EXTRACTED MATERIAL:
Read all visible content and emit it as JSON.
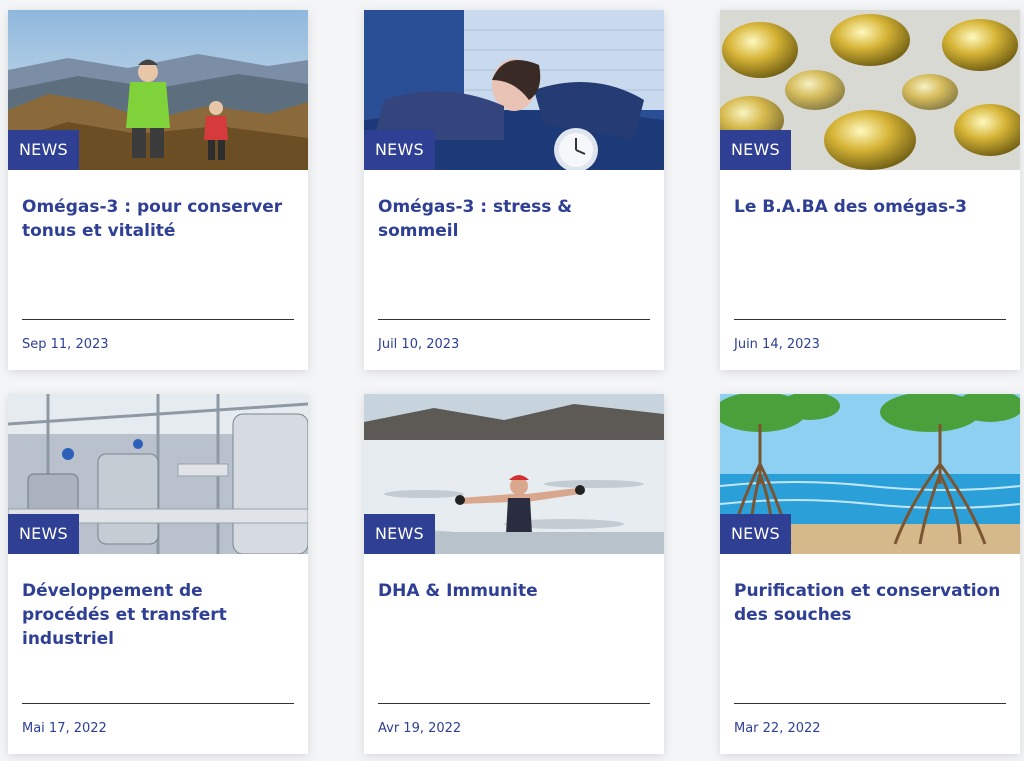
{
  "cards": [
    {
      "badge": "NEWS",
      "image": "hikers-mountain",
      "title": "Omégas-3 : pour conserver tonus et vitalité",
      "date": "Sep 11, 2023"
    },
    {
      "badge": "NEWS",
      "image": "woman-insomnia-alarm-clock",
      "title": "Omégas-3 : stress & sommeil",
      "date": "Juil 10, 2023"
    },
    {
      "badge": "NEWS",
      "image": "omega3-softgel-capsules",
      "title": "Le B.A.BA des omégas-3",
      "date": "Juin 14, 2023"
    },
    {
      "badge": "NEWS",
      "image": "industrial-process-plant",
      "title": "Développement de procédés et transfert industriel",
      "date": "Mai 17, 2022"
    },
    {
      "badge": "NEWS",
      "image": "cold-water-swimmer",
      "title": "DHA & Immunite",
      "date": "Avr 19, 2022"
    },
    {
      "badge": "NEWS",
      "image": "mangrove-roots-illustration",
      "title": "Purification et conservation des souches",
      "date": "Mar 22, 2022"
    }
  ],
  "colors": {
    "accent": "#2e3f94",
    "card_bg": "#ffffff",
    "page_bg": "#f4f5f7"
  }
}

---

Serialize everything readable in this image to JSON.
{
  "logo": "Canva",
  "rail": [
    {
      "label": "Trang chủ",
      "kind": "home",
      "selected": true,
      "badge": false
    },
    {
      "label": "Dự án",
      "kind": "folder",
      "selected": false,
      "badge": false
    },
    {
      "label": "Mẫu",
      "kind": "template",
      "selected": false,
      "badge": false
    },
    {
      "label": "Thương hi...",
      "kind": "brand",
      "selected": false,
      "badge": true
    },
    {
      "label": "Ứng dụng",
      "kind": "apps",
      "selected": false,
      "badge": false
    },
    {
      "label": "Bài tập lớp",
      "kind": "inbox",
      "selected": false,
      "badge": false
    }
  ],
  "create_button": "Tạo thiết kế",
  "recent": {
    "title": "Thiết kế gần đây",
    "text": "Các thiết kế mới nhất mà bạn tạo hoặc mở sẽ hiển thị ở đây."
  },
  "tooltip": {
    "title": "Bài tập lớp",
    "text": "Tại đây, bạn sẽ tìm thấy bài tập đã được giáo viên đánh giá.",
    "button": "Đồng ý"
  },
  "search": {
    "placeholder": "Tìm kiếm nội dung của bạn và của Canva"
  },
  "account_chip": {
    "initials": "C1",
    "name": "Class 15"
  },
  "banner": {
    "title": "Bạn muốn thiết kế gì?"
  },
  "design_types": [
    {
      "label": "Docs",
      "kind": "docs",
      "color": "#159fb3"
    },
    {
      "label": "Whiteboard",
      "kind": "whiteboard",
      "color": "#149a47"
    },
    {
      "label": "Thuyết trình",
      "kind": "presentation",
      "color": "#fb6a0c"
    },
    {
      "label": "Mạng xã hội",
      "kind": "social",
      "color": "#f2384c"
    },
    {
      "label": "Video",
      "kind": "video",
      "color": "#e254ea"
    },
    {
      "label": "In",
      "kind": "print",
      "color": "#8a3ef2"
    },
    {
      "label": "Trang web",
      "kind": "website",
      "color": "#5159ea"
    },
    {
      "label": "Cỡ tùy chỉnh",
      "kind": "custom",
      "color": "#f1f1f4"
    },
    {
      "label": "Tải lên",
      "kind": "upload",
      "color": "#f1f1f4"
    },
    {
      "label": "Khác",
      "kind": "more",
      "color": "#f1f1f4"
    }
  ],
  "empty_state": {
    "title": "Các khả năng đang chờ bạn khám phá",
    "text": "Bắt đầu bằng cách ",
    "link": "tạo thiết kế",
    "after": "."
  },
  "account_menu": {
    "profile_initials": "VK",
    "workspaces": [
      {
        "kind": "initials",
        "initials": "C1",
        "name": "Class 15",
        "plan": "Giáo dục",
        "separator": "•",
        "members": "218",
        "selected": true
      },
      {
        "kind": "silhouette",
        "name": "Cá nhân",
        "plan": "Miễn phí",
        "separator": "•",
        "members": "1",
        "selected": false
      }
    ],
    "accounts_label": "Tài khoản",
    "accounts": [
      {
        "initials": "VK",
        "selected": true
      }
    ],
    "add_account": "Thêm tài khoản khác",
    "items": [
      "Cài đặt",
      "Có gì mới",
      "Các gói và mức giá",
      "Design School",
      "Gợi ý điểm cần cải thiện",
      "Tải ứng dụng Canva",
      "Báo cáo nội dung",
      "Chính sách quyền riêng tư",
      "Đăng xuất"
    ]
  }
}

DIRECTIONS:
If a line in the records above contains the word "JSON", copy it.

RESPONSE:
Read all visible content and emit it as JSON.
Serialize everything readable in this image to JSON.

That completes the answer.